Q: My five-year-old has had eating issues since he was an infant. When I introduced solid foods at six months, he began rejecting most vegetables. His feeding problems have worsened since then to the point that today he will eat only breaded chicken strips, tater tots, and vanilla ice cream (but only a certain brand). We worked with a feeding therapist for about six months but made no appreciable progress. She said he has a form of sensory integration disorder, which she explained as his brain is wired so that foods don’t taste to him the way they taste to most people. So even certain sweet foods taste bitter to him, and he will gag and even throw up at the mere sight of them. In addition, he reacts negatively to certain textures. My mom says I was a picky eater, so he apparently inherited a tendency in this direction from me. I’m grasping at straws here, but do you have any suggestions?
A: First, there is zero evidence to back up the claims made by the therapist. She cannot prove her contention that the “wiring” between your son’s taste buds and his brain is abnormal, nor can she prove that he inherited some “eating disorder tendency” from you. What she told you is typical of the pseudoscientific babble dispensed by professionals who can’t see outside the boundaries of the medical model they were taught in graduate school.
My belief is that most childhood so-called “behavior disorders” are simply long-standing bad habits. Sometimes it’s relatively easy to figure out how these habits developed, while in other cases, it’s anyone’s guess. At some point in the development of a certain bad habit, the child in question intuits that the behavior in question—in this case, refusing to eat certain foods—is a way to control other people, causing them to treat him as a special case.
I’ve been consulted by dozens of parents about “feeding issues,” and when said parents follow my approach, it has never failed.
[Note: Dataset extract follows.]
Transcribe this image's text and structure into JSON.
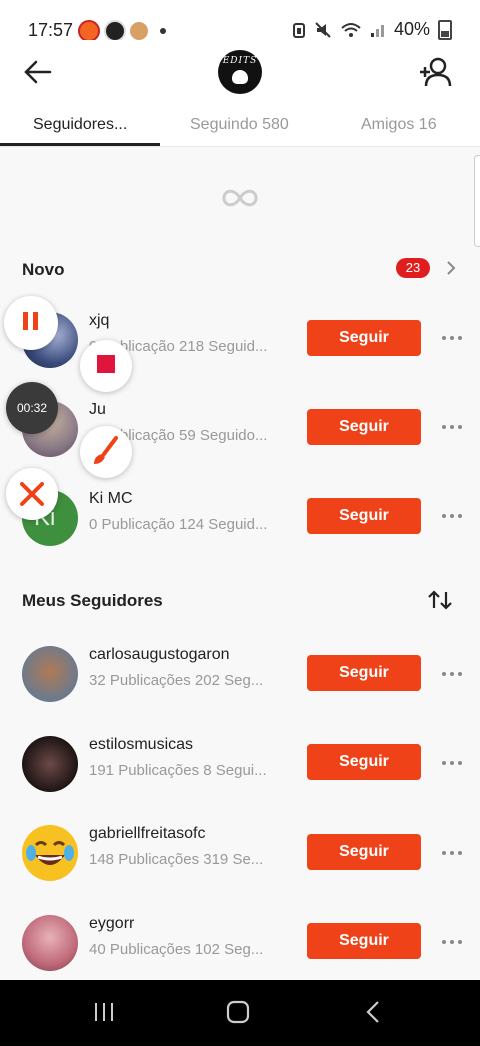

It’s based on the commonsense notion that children will do what is to their advantage, and, conversely, they will stop doing what is no longer to their advantage.
For example, I once worked with parents whose child, after six months in a feeding therapy program, was eating about five foods. So I had them tell the child that his problem was due to a lack of adequate sleep—that when he didn’t get enough sleep, his taste buds stop working properly, and food tasted weird. In other words, I had them begin their son’s “therapy” by redefining the problem in terms a young child could understand.
So when he was unable to eat the food put on his plate at the evening meal (one-teaspoon portions of what everyone else was eating), it simply meant that he needed to catch up on his sleep. Therefore, he was excused from the table and put in bed immediately, lights out, curtains drawn.
He didn’t like that—not one bit! But in less than a week his repertoire of acceptable foods went from five to 15, and in due time he was eating anything his parents put on his plate and usually asking for seconds. A few nights of early bedtime “therapy” accomplished what more than six months on a “feeding therapy” program achieved, where he received attention and concern for acting like his tongue and brain weren’t properly connected.
Common sense trumps pseudoscience once again!
Family psychologist John Rosemond is the director of the Center for Affirmative Parenting in Gastonia, North Carolina. For information about his talks and workshops, contact Tracy Owens-Jahn at firstname.lastname@example.org or (817) 295-1751.